In response to Kendi’s curriculum material, Goldfarb criticized its inclusion as a “terrible development” and cited his claim that “present discrimination to remedy past discrimination and future discrimination to remedy present discrimination.”
The study by CriticalRace.org also found that some institutions require critical race theory-based faculty and staff development.
“This program is an example of virtue signaling. It’s an attempt to follow fashion trends, but it doesn’t represent a concerted effort to improve outcomes for Black patients,” said Goldfarb.
By enhancing “health literacy and education,” according to Goldfarb, it will be possible to address the root cause of Black patients’ worse outcomes by ensuring that patients are aware of the warning signs and symptoms of dangerous medical conditions before their problems worsen.

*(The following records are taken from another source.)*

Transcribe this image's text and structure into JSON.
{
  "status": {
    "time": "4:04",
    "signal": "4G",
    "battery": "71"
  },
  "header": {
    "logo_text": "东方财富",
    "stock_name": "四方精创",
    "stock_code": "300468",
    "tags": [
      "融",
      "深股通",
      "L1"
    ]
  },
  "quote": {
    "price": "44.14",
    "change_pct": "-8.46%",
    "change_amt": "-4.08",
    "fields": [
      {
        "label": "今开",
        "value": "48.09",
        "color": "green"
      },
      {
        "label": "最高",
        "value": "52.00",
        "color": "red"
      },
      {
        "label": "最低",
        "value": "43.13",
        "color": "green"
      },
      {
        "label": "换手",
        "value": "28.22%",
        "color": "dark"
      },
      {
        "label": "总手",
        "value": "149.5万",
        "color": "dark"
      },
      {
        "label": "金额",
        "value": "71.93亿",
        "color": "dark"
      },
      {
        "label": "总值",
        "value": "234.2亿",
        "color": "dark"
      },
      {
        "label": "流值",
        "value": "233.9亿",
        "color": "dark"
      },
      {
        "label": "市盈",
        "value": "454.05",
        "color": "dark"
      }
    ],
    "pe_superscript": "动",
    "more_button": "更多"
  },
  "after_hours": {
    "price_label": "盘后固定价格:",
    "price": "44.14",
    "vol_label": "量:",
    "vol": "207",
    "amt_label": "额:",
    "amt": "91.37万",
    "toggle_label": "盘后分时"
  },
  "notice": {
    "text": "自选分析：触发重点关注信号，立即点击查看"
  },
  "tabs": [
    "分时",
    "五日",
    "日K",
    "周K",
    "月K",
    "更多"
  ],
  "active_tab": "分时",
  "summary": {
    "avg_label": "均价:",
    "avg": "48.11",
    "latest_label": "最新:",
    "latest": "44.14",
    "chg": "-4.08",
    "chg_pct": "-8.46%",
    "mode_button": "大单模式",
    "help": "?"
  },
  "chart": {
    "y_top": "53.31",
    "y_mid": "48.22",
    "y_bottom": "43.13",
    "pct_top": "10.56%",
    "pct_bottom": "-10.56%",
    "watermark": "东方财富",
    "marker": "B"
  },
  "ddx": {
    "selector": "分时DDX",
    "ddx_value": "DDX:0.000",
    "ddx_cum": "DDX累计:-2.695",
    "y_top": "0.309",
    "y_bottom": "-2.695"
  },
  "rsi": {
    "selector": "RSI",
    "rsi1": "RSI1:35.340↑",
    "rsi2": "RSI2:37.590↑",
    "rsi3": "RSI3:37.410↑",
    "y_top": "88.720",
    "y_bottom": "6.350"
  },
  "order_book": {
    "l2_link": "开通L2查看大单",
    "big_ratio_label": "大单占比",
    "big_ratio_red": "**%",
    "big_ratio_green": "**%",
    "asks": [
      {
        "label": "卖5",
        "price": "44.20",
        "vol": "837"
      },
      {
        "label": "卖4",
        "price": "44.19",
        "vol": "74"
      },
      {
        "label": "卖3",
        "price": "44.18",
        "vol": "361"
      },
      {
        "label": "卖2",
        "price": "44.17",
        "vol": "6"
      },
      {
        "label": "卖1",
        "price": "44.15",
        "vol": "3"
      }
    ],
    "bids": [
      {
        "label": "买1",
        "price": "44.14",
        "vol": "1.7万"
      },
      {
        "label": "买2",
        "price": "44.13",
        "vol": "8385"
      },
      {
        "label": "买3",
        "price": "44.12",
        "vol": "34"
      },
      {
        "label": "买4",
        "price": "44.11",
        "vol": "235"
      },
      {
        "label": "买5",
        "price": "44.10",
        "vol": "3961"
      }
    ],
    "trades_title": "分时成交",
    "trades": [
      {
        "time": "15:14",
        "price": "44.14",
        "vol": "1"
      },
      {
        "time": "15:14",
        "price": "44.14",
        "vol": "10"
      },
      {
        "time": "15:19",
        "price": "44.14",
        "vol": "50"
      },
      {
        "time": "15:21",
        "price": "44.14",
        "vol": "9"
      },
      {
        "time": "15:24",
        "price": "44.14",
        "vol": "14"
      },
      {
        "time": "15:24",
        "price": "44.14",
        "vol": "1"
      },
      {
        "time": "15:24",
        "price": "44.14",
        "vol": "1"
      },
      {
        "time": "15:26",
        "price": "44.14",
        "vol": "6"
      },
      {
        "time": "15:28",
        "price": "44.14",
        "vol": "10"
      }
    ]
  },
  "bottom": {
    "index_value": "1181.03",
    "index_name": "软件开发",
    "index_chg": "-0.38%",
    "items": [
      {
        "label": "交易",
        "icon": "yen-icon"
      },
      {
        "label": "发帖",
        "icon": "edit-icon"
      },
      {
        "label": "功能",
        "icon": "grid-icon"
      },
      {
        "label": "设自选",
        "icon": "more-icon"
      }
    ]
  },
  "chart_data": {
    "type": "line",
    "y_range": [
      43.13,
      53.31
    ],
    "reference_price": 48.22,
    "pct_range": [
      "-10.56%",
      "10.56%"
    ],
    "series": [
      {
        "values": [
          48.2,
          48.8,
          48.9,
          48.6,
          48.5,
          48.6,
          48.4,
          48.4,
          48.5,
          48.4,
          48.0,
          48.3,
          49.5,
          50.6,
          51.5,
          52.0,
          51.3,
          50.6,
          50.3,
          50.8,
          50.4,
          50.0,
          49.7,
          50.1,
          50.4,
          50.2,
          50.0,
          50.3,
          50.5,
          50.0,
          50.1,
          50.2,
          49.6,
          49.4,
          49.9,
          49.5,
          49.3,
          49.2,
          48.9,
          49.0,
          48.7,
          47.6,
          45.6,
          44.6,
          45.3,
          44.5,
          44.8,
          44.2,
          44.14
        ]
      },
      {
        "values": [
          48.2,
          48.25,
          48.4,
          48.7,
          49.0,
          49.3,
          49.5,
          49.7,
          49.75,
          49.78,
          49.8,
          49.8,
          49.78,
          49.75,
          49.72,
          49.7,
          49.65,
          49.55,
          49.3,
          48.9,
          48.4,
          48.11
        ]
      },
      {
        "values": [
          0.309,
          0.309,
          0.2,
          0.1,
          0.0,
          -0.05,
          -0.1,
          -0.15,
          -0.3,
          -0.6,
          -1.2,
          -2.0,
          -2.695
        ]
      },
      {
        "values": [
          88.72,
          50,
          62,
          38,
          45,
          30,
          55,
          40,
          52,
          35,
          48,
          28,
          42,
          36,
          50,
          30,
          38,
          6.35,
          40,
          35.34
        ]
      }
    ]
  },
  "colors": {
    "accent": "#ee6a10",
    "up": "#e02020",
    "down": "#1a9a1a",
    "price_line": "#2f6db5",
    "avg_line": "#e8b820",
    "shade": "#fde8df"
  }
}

Better access and health literacy, he said, would go a long way toward solving the issue.
“Critical race theory and everything it implies have invaded… Because of these ideas, I was removed from an online textbook that I was the editor-in-chief of, and I was told that I ought to stop speaking about all of these issues right away.
They won’t talk about it, he continued.
In recent years, as institutions have pushed for diversity and inclusion, controversy has erupted around critical race theory in colleges all over the United States.
The University of Florida College of Medicine was singled out for implementing an allegedly “destructive” diversity, equity, and inclusion (DEI) initiative that was based on critical race theory in a report that Fox News Digital recently obtained from Goldfarb’s organization Do No Harm.
The campaign to fill the medical profession of the future with “antiracists” focuses on “active recruitment” of underrepresented groups and curriculum that emphasizes diversity, equity, and recognizing implicit bias.
The medical school has “Guidelines for Being a Strong White Ally” and supports Black Lives Matter.